▸ **THE PROBLEM**
Your job is to copy the data that follows exactly, every line included.

(Saved entries)
BEGIN

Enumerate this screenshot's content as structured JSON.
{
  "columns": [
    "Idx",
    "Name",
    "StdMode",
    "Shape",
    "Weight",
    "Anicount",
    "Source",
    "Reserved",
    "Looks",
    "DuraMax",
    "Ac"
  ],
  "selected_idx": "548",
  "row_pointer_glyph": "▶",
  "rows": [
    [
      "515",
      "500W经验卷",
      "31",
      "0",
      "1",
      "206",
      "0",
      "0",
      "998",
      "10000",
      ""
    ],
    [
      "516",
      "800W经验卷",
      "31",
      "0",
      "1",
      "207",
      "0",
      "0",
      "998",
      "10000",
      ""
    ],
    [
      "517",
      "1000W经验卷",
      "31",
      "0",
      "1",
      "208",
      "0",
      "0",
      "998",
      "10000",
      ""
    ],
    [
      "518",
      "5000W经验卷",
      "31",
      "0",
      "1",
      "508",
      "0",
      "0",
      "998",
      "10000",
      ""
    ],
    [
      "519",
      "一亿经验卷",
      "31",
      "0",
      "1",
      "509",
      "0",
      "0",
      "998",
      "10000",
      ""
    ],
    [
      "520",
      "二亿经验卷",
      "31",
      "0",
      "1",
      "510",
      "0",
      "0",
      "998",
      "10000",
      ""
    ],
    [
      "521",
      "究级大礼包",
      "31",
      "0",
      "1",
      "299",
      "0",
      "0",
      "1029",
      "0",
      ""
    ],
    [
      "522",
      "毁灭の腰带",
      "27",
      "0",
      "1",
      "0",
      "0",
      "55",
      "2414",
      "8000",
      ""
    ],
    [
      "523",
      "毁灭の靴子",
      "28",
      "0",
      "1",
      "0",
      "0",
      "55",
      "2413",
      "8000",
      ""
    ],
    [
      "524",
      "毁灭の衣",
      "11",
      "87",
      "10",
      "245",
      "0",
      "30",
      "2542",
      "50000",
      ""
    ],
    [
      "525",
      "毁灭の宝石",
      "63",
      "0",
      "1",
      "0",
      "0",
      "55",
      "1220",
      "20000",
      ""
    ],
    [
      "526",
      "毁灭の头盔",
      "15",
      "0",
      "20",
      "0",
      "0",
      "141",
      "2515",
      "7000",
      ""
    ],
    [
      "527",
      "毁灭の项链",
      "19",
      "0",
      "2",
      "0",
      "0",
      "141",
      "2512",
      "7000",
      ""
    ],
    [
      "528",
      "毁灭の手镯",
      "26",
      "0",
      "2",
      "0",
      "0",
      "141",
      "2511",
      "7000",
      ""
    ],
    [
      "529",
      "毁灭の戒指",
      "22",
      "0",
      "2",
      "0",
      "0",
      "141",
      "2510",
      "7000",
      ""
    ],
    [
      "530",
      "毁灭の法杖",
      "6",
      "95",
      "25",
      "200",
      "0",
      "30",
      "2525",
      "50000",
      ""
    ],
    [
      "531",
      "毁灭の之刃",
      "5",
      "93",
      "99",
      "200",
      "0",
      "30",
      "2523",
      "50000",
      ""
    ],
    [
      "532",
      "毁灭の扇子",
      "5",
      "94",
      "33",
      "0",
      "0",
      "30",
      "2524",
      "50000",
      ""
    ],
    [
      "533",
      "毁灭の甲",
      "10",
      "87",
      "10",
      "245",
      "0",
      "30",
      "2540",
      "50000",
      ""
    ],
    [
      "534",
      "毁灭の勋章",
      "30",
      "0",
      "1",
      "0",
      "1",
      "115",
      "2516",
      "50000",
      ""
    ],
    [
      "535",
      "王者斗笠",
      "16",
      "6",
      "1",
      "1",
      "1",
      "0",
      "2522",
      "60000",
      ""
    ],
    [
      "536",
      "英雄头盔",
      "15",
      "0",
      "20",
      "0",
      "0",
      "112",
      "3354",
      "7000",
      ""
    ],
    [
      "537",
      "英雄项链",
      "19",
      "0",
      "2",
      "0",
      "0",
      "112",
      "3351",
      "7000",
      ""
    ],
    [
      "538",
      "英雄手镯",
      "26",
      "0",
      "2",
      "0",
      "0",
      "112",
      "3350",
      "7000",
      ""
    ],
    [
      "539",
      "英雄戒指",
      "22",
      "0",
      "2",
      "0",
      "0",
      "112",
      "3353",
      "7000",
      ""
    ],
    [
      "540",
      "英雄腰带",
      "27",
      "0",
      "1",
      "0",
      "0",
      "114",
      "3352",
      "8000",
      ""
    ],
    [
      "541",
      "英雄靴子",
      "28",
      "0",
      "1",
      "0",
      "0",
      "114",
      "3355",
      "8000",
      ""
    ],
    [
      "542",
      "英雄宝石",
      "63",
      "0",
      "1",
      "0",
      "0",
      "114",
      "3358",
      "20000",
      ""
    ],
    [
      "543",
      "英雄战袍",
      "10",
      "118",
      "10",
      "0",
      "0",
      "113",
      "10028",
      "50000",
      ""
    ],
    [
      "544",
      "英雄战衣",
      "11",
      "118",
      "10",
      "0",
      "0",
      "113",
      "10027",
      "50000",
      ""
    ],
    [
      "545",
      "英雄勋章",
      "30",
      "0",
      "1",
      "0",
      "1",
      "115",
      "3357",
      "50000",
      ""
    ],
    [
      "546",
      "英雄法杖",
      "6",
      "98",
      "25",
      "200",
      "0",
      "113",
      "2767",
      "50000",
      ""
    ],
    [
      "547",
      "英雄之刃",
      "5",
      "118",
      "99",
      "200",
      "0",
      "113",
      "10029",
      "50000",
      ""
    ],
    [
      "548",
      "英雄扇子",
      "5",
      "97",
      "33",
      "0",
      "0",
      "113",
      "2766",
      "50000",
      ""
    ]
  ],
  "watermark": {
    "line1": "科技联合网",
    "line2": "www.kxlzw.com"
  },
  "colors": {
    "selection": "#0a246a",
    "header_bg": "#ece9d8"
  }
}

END

▸ **EXPECTED ANSWER**
Enumerate this screenshot's content as structured JSON.
{
  "columns": [
    "Idx",
    "Name",
    "StdMode",
    "Shape",
    "Weight",
    "Anicount",
    "Source",
    "Reserved",
    "Looks",
    "DuraMax",
    "Ac"
  ],
  "selected_idx": "548",
  "row_pointer_glyph": "▶",
  "rows": [
    [
      "515",
      "500W经验卷",
      "31",
      "0",
      "1",
      "206",
      "0",
      "0",
      "998",
      "10000",
      ""
    ],
    [
      "516",
      "800W经验卷",
      "31",
      "0",
      "1",
      "207",
      "0",
      "0",
      "998",
      "10000",
      ""
    ],
    [
      "517",
      "1000W经验卷",
      "31",
      "0",
      "1",
      "208",
      "0",
      "0",
      "998",
      "10000",
      ""
    ],
    [
      "518",
      "5000W经验卷",
      "31",
      "0",
      "1",
      "508",
      "0",
      "0",
      "998",
      "10000",
      ""
    ],
    [
      "519",
      "一亿经验卷",
      "31",
      "0",
      "1",
      "509",
      "0",
      "0",
      "998",
      "10000",
      ""
    ],
    [
      "520",
      "二亿经验卷",
      "31",
      "0",
      "1",
      "510",
      "0",
      "0",
      "998",
      "10000",
      ""
    ],
    [
      "521",
      "究级大礼包",
      "31",
      "0",
      "1",
      "299",
      "0",
      "0",
      "1029",
      "0",
      ""
    ],
    [
      "522",
      "毁灭の腰带",
      "27",
      "0",
      "1",
      "0",
      "0",
      "55",
      "2414",
      "8000",
      ""
    ],
    [
      "523",
      "毁灭の靴子",
      "28",
      "0",
      "1",
      "0",
      "0",
      "55",
      "2413",
      "8000",
      ""
    ],
    [
      "524",
      "毁灭の衣",
      "11",
      "87",
      "10",
      "245",
      "0",
      "30",
      "2542",
      "50000",
      ""
    ],
    [
      "525",
      "毁灭の宝石",
      "63",
      "0",
      "1",
      "0",
      "0",
      "55",
      "1220",
      "20000",
      ""
    ],
    [
      "526",
      "毁灭の头盔",
      "15",
      "0",
      "20",
      "0",
      "0",
      "141",
      "2515",
      "7000",
      ""
    ],
    [
      "527",
      "毁灭の项链",
      "19",
      "0",
      "2",
      "0",
      "0",
      "141",
      "2512",
      "7000",
      ""
    ],
    [
      "528",
      "毁灭の手镯",
      "26",
      "0",
      "2",
      "0",
      "0",
      "141",
      "2511",
      "7000",
      ""
    ],
    [
      "529",
      "毁灭の戒指",
      "22",
      "0",
      "2",
      "0",
      "0",
      "141",
      "2510",
      "7000",
      ""
    ],
    [
      "530",
      "毁灭の法杖",
      "6",
      "95",
      "25",
      "200",
      "0",
      "30",
      "2525",
      "50000",
      ""
    ],
    [
      "531",
      "毁灭の之刃",
      "5",
      "93",
      "99",
      "200",
      "0",
      "30",
      "2523",
      "50000",
      ""
    ],
    [
      "532",
      "毁灭の扇子",
      "5",
      "94",
      "33",
      "0",
      "0",
      "30",
      "2524",
      "50000",
      ""
    ],
    [
      "533",
      "毁灭の甲",
      "10",
      "87",
      "10",
      "245",
      "0",
      "30",
      "2540",
      "50000",
      ""
    ],
    [
      "534",
      "毁灭の勋章",
      "30",
      "0",
      "1",
      "0",
      "1",
      "115",
      "2516",
      "50000",
      ""
    ],
    [
      "535",
      "王者斗笠",
      "16",
      "6",
      "1",
      "1",
      "1",
      "0",
      "2522",
      "60000",
      ""
    ],
    [
      "536",
      "英雄头盔",
      "15",
      "0",
      "20",
      "0",
      "0",
      "112",
      "3354",
      "7000",
      ""
    ],
    [
      "537",
      "英雄项链",
      "19",
      "0",
      "2",
      "0",
      "0",
      "112",
      "3351",
      "7000",
      ""
    ],
    [
      "538",
      "英雄手镯",
      "26",
      "0",
      "2",
      "0",
      "0",
      "112",
      "3350",
      "7000",
      ""
    ],
    [
      "539",
      "英雄戒指",
      "22",
      "0",
      "2",
      "0",
      "0",
      "112",
      "3353",
      "7000",
      ""
    ],
    [
      "540",
      "英雄腰带",
      "27",
      "0",
      "1",
      "0",
      "0",
      "114",
      "3352",
      "8000",
      ""
    ],
    [
      "541",
      "英雄靴子",
      "28",
      "0",
      "1",
      "0",
      "0",
      "114",
      "3355",
      "8000",
      ""
    ],
    [
      "542",
      "英雄宝石",
      "63",
      "0",
      "1",
      "0",
      "0",
      "114",
      "3358",
      "20000",
      ""
    ],
    [
      "543",
      "英雄战袍",
      "10",
      "118",
      "10",
      "0",
      "0",
      "113",
      "10028",
      "50000",
      ""
    ],
    [
      "544",
      "英雄战衣",
      "11",
      "118",
      "10",
      "0",
      "0",
      "113",
      "10027",
      "50000",
      ""
    ],
    [
      "545",
      "英雄勋章",
      "30",
      "0",
      "1",
      "0",
      "1",
      "115",
      "3357",
      "50000",
      ""
    ],
    [
      "546",
      "英雄法杖",
      "6",
      "98",
      "25",
      "200",
      "0",
      "113",
      "2767",
      "50000",
      ""
    ],
    [
      "547",
      "英雄之刃",
      "5",
      "118",
      "99",
      "200",
      "0",
      "113",
      "10029",
      "50000",
      ""
    ],
    [
      "548",
      "英雄扇子",
      "5",
      "97",
      "33",
      "0",
      "0",
      "113",
      "2766",
      "50000",
      ""
    ]
  ],
  "watermark": {
    "line1": "科技联合网",
    "line2": "www.kxlzw.com"
  },
  "colors": {
    "selection": "#0a246a",
    "header_bg": "#ece9d8"
  }
}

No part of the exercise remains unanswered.